## [Exercise details]
Please reproduce the data exactly, though every picture must stay out.

START Extracted data

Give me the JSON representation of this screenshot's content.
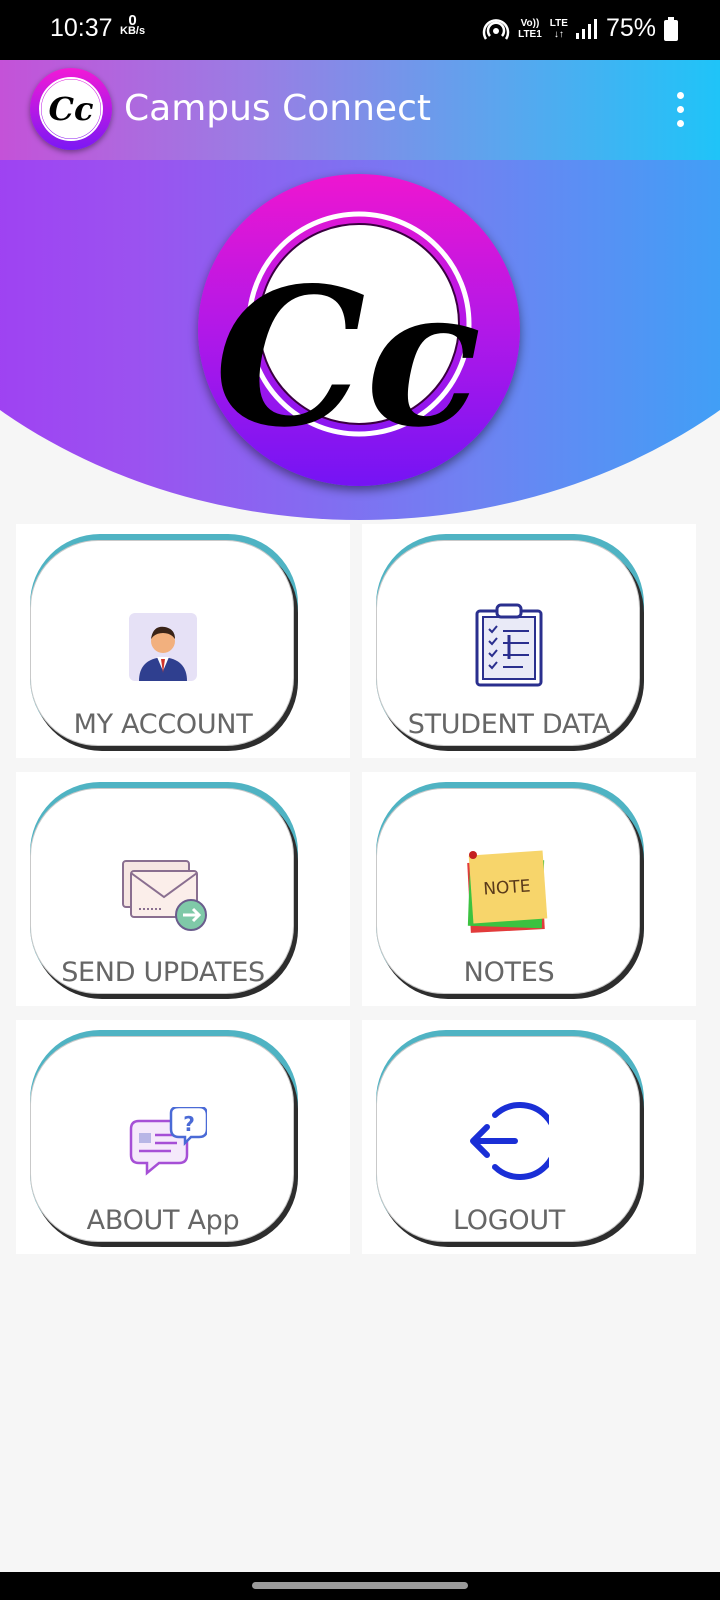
{
  "status_bar": {
    "time": "10:37",
    "speed_value": "0",
    "speed_unit": "KB/s",
    "volte_top": "Vo))",
    "volte_bottom": "LTE1",
    "network": "LTE",
    "battery": "75%"
  },
  "app_bar": {
    "title": "Campus Connect",
    "logo_text": "Cc"
  },
  "header": {
    "logo_text": "Cc",
    "gradient_colors": [
      "#a42cf6",
      "#1cb6f9"
    ]
  },
  "menu": [
    {
      "label": "MY ACCOUNT",
      "icon": "account-icon"
    },
    {
      "label": "STUDENT DATA",
      "icon": "clipboard-icon"
    },
    {
      "label": "SEND UPDATES",
      "icon": "send-mail-icon"
    },
    {
      "label": "NOTES",
      "icon": "note-icon",
      "icon_text": "NOTE"
    },
    {
      "label": "ABOUT App",
      "icon": "about-chat-icon"
    },
    {
      "label": "LOGOUT",
      "icon": "logout-icon"
    }
  ],
  "colors": {
    "tile_accent": "#4fb3c3",
    "label_text": "#666666",
    "background": "#f6f6f6"
  }
}
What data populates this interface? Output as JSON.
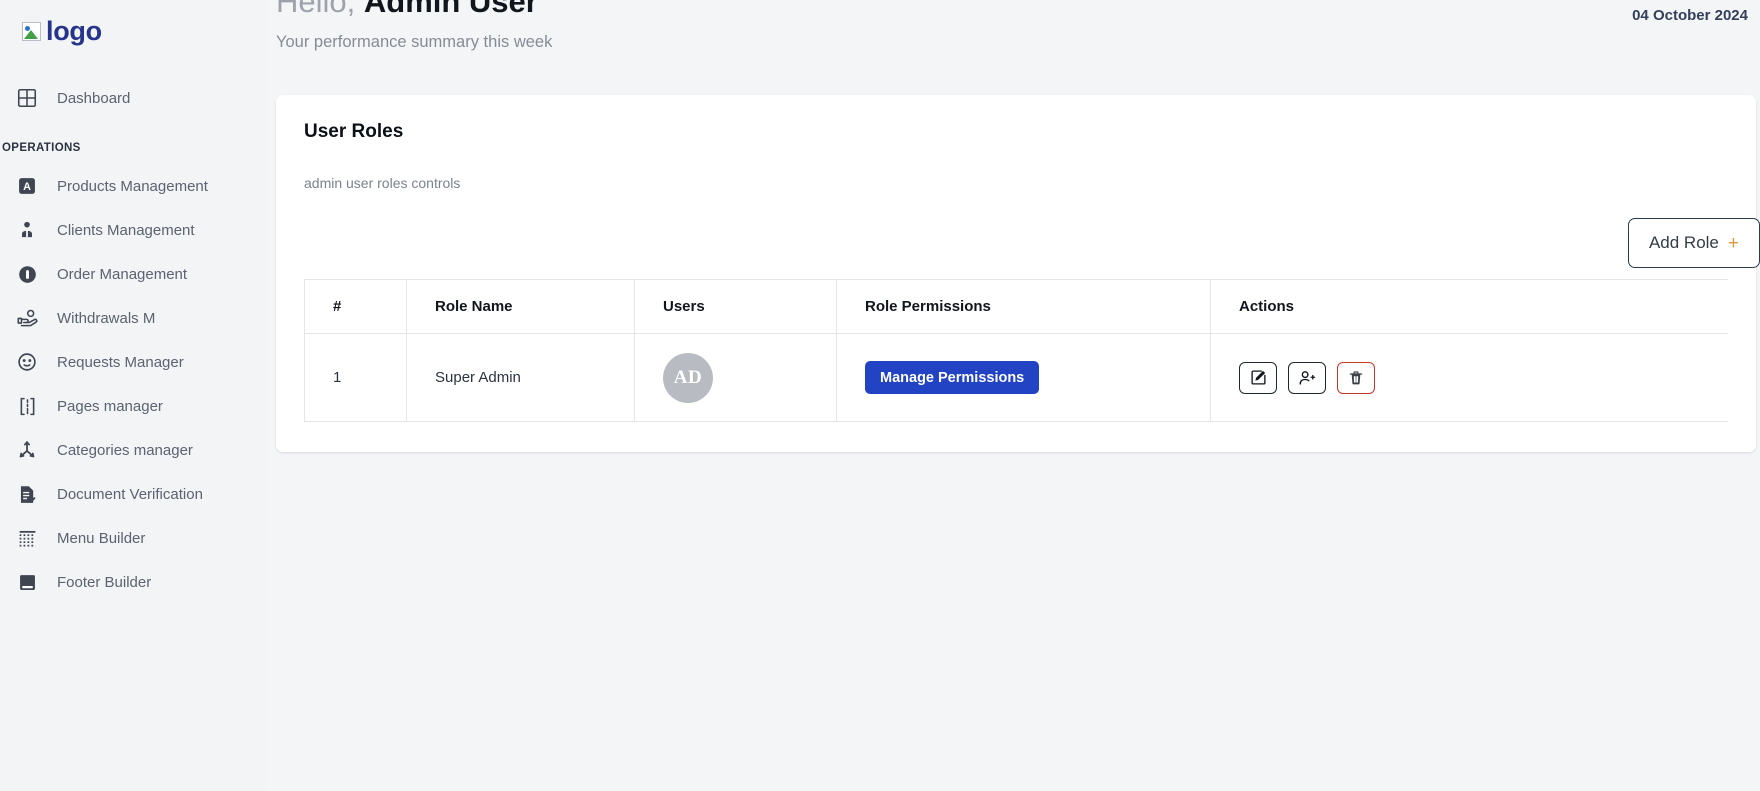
{
  "sidebar": {
    "logo": {
      "alt_text": "logo",
      "icon": "broken-image-icon"
    },
    "top_items": [
      {
        "label": "Dashboard",
        "icon": "grid-dashboard-icon"
      }
    ],
    "section_label": "OPERATIONS",
    "items": [
      {
        "label": "Products Management",
        "icon": "box-archive-icon"
      },
      {
        "label": "Clients Management",
        "icon": "user-tie-icon"
      },
      {
        "label": "Order Management",
        "icon": "circle-order-icon"
      },
      {
        "label": "Withdrawals M",
        "icon": "hand-coin-icon"
      },
      {
        "label": "Requests Manager",
        "icon": "face-support-icon"
      },
      {
        "label": "Pages manager",
        "icon": "page-brackets-icon"
      },
      {
        "label": "Categories manager",
        "icon": "hierarchy-branch-icon"
      },
      {
        "label": "Document Verification",
        "icon": "document-check-icon"
      },
      {
        "label": "Menu Builder",
        "icon": "dotted-grid-icon"
      },
      {
        "label": "Footer Builder",
        "icon": "footer-block-icon"
      }
    ]
  },
  "header": {
    "greeting_prefix": "Hello, ",
    "user_name": "Admin User",
    "subtitle": "Your performance summary this week",
    "date": "04 October 2024"
  },
  "card": {
    "title": "User Roles",
    "description": "admin user roles controls",
    "add_button": {
      "label": "Add Role",
      "plus": "+"
    }
  },
  "table": {
    "columns": [
      "#",
      "Role Name",
      "Users",
      "Role Permissions",
      "Actions"
    ],
    "rows": [
      {
        "number": "1",
        "role_name": "Super Admin",
        "user_initials": "AD",
        "permissions_label": "Manage Permissions",
        "actions": [
          "edit-icon",
          "add-user-icon",
          "delete-icon"
        ]
      }
    ]
  },
  "colors": {
    "accent_blue": "#2243c4",
    "logo_navy": "#26348b",
    "danger_red": "#c0392b",
    "plus_orange": "#d79a3c",
    "avatar_gray": "#b8bcc2",
    "page_bg": "#f4f5f7",
    "sidebar_bg": "#f3f4f6"
  }
}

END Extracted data

## [Exercise answer]
Give me the JSON representation of this screenshot's content.
{
  "status_bar": {
    "time": "10:37",
    "speed_value": "0",
    "speed_unit": "KB/s",
    "volte_top": "Vo))",
    "volte_bottom": "LTE1",
    "network": "LTE",
    "battery": "75%"
  },
  "app_bar": {
    "title": "Campus Connect",
    "logo_text": "Cc"
  },
  "header": {
    "logo_text": "Cc",
    "gradient_colors": [
      "#a42cf6",
      "#1cb6f9"
    ]
  },
  "menu": [
    {
      "label": "MY ACCOUNT",
      "icon": "account-icon"
    },
    {
      "label": "STUDENT DATA",
      "icon": "clipboard-icon"
    },
    {
      "label": "SEND UPDATES",
      "icon": "send-mail-icon"
    },
    {
      "label": "NOTES",
      "icon": "note-icon",
      "icon_text": "NOTE"
    },
    {
      "label": "ABOUT App",
      "icon": "about-chat-icon"
    },
    {
      "label": "LOGOUT",
      "icon": "logout-icon"
    }
  ],
  "colors": {
    "tile_accent": "#4fb3c3",
    "label_text": "#666666",
    "background": "#f6f6f6"
  }
}
What data populates this interface? Output as JSON.
{
  "sidebar": {
    "logo": {
      "alt_text": "logo",
      "icon": "broken-image-icon"
    },
    "top_items": [
      {
        "label": "Dashboard",
        "icon": "grid-dashboard-icon"
      }
    ],
    "section_label": "OPERATIONS",
    "items": [
      {
        "label": "Products Management",
        "icon": "box-archive-icon"
      },
      {
        "label": "Clients Management",
        "icon": "user-tie-icon"
      },
      {
        "label": "Order Management",
        "icon": "circle-order-icon"
      },
      {
        "label": "Withdrawals M",
        "icon": "hand-coin-icon"
      },
      {
        "label": "Requests Manager",
        "icon": "face-support-icon"
      },
      {
        "label": "Pages manager",
        "icon": "page-brackets-icon"
      },
      {
        "label": "Categories manager",
        "icon": "hierarchy-branch-icon"
      },
      {
        "label": "Document Verification",
        "icon": "document-check-icon"
      },
      {
        "label": "Menu Builder",
        "icon": "dotted-grid-icon"
      },
      {
        "label": "Footer Builder",
        "icon": "footer-block-icon"
      }
    ]
  },
  "header": {
    "greeting_prefix": "Hello, ",
    "user_name": "Admin User",
    "subtitle": "Your performance summary this week",
    "date": "04 October 2024"
  },
  "card": {
    "title": "User Roles",
    "description": "admin user roles controls",
    "add_button": {
      "label": "Add Role",
      "plus": "+"
    }
  },
  "table": {
    "columns": [
      "#",
      "Role Name",
      "Users",
      "Role Permissions",
      "Actions"
    ],
    "rows": [
      {
        "number": "1",
        "role_name": "Super Admin",
        "user_initials": "AD",
        "permissions_label": "Manage Permissions",
        "actions": [
          "edit-icon",
          "add-user-icon",
          "delete-icon"
        ]
      }
    ]
  },
  "colors": {
    "accent_blue": "#2243c4",
    "logo_navy": "#26348b",
    "danger_red": "#c0392b",
    "plus_orange": "#d79a3c",
    "avatar_gray": "#b8bcc2",
    "page_bg": "#f4f5f7",
    "sidebar_bg": "#f3f4f6"
  }
}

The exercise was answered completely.